*** Block opens ***

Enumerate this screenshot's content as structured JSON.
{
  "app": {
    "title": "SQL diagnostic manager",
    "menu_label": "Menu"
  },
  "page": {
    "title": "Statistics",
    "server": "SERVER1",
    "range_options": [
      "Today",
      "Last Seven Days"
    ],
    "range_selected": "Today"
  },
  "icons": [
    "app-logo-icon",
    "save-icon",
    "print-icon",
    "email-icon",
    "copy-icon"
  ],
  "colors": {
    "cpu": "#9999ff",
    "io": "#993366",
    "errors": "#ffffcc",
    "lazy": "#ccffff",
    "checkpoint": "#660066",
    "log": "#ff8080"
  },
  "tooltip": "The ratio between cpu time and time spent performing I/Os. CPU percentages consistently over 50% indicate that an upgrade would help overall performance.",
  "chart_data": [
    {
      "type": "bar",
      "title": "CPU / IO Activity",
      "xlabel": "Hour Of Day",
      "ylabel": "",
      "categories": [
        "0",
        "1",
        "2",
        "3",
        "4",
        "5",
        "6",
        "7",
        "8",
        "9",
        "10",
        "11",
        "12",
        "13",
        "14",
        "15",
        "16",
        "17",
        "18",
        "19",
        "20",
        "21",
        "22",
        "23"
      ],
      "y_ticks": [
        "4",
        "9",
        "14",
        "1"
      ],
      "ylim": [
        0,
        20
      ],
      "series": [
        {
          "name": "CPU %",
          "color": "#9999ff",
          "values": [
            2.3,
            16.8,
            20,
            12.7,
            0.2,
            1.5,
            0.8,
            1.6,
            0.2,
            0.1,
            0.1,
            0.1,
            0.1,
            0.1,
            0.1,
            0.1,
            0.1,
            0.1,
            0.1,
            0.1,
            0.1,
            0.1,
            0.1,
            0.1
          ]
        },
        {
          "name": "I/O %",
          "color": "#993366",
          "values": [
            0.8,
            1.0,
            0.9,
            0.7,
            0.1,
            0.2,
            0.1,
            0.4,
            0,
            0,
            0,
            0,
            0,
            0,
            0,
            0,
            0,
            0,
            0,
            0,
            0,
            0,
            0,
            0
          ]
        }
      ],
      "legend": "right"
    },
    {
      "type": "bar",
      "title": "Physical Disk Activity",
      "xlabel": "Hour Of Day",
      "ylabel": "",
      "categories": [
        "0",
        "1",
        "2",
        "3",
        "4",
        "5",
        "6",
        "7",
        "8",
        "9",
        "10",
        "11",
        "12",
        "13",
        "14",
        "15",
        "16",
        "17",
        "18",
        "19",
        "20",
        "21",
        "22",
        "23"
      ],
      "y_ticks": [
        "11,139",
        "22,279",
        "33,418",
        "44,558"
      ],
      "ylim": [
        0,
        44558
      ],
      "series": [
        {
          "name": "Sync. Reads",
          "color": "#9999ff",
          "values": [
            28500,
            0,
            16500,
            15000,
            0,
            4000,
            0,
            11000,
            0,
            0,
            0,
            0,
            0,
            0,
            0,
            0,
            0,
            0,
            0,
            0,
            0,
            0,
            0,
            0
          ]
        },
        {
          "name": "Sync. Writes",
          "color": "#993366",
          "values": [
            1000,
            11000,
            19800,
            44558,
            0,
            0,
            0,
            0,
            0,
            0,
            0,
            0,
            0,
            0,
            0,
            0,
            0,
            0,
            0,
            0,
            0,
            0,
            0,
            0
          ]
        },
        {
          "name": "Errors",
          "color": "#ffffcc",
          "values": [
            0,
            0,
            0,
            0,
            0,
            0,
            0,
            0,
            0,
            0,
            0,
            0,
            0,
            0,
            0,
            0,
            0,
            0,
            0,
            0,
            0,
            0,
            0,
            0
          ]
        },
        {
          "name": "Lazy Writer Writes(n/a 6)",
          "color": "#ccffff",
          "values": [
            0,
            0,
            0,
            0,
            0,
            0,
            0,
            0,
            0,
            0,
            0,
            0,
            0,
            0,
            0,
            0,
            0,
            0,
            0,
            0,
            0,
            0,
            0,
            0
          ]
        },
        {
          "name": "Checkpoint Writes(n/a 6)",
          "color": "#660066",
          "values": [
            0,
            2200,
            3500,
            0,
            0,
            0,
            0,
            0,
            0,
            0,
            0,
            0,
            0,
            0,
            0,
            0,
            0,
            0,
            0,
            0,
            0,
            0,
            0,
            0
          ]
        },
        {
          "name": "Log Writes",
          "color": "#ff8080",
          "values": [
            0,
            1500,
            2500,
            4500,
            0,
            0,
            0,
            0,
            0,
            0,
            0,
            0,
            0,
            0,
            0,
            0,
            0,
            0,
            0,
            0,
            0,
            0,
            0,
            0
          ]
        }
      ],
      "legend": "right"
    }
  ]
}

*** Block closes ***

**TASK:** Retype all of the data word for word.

**EXERCISE OUTPUT:**
Enumerate this screenshot's content as structured JSON.
{
  "app": {
    "title": "SQL diagnostic manager",
    "menu_label": "Menu"
  },
  "page": {
    "title": "Statistics",
    "server": "SERVER1",
    "range_options": [
      "Today",
      "Last Seven Days"
    ],
    "range_selected": "Today"
  },
  "icons": [
    "app-logo-icon",
    "save-icon",
    "print-icon",
    "email-icon",
    "copy-icon"
  ],
  "colors": {
    "cpu": "#9999ff",
    "io": "#993366",
    "errors": "#ffffcc",
    "lazy": "#ccffff",
    "checkpoint": "#660066",
    "log": "#ff8080"
  },
  "tooltip": "The ratio between cpu time and time spent performing I/Os. CPU percentages consistently over 50% indicate that an upgrade would help overall performance.",
  "chart_data": [
    {
      "type": "bar",
      "title": "CPU / IO Activity",
      "xlabel": "Hour Of Day",
      "ylabel": "",
      "categories": [
        "0",
        "1",
        "2",
        "3",
        "4",
        "5",
        "6",
        "7",
        "8",
        "9",
        "10",
        "11",
        "12",
        "13",
        "14",
        "15",
        "16",
        "17",
        "18",
        "19",
        "20",
        "21",
        "22",
        "23"
      ],
      "y_ticks": [
        "4",
        "9",
        "14",
        "1"
      ],
      "ylim": [
        0,
        20
      ],
      "series": [
        {
          "name": "CPU %",
          "color": "#9999ff",
          "values": [
            2.3,
            16.8,
            20,
            12.7,
            0.2,
            1.5,
            0.8,
            1.6,
            0.2,
            0.1,
            0.1,
            0.1,
            0.1,
            0.1,
            0.1,
            0.1,
            0.1,
            0.1,
            0.1,
            0.1,
            0.1,
            0.1,
            0.1,
            0.1
          ]
        },
        {
          "name": "I/O %",
          "color": "#993366",
          "values": [
            0.8,
            1.0,
            0.9,
            0.7,
            0.1,
            0.2,
            0.1,
            0.4,
            0,
            0,
            0,
            0,
            0,
            0,
            0,
            0,
            0,
            0,
            0,
            0,
            0,
            0,
            0,
            0
          ]
        }
      ],
      "legend": "right"
    },
    {
      "type": "bar",
      "title": "Physical Disk Activity",
      "xlabel": "Hour Of Day",
      "ylabel": "",
      "categories": [
        "0",
        "1",
        "2",
        "3",
        "4",
        "5",
        "6",
        "7",
        "8",
        "9",
        "10",
        "11",
        "12",
        "13",
        "14",
        "15",
        "16",
        "17",
        "18",
        "19",
        "20",
        "21",
        "22",
        "23"
      ],
      "y_ticks": [
        "11,139",
        "22,279",
        "33,418",
        "44,558"
      ],
      "ylim": [
        0,
        44558
      ],
      "series": [
        {
          "name": "Sync. Reads",
          "color": "#9999ff",
          "values": [
            28500,
            0,
            16500,
            15000,
            0,
            4000,
            0,
            11000,
            0,
            0,
            0,
            0,
            0,
            0,
            0,
            0,
            0,
            0,
            0,
            0,
            0,
            0,
            0,
            0
          ]
        },
        {
          "name": "Sync. Writes",
          "color": "#993366",
          "values": [
            1000,
            11000,
            19800,
            44558,
            0,
            0,
            0,
            0,
            0,
            0,
            0,
            0,
            0,
            0,
            0,
            0,
            0,
            0,
            0,
            0,
            0,
            0,
            0,
            0
          ]
        },
        {
          "name": "Errors",
          "color": "#ffffcc",
          "values": [
            0,
            0,
            0,
            0,
            0,
            0,
            0,
            0,
            0,
            0,
            0,
            0,
            0,
            0,
            0,
            0,
            0,
            0,
            0,
            0,
            0,
            0,
            0,
            0
          ]
        },
        {
          "name": "Lazy Writer Writes(n/a 6)",
          "color": "#ccffff",
          "values": [
            0,
            0,
            0,
            0,
            0,
            0,
            0,
            0,
            0,
            0,
            0,
            0,
            0,
            0,
            0,
            0,
            0,
            0,
            0,
            0,
            0,
            0,
            0,
            0
          ]
        },
        {
          "name": "Checkpoint Writes(n/a 6)",
          "color": "#660066",
          "values": [
            0,
            2200,
            3500,
            0,
            0,
            0,
            0,
            0,
            0,
            0,
            0,
            0,
            0,
            0,
            0,
            0,
            0,
            0,
            0,
            0,
            0,
            0,
            0,
            0
          ]
        },
        {
          "name": "Log Writes",
          "color": "#ff8080",
          "values": [
            0,
            1500,
            2500,
            4500,
            0,
            0,
            0,
            0,
            0,
            0,
            0,
            0,
            0,
            0,
            0,
            0,
            0,
            0,
            0,
            0,
            0,
            0,
            0,
            0
          ]
        }
      ],
      "legend": "right"
    }
  ]
}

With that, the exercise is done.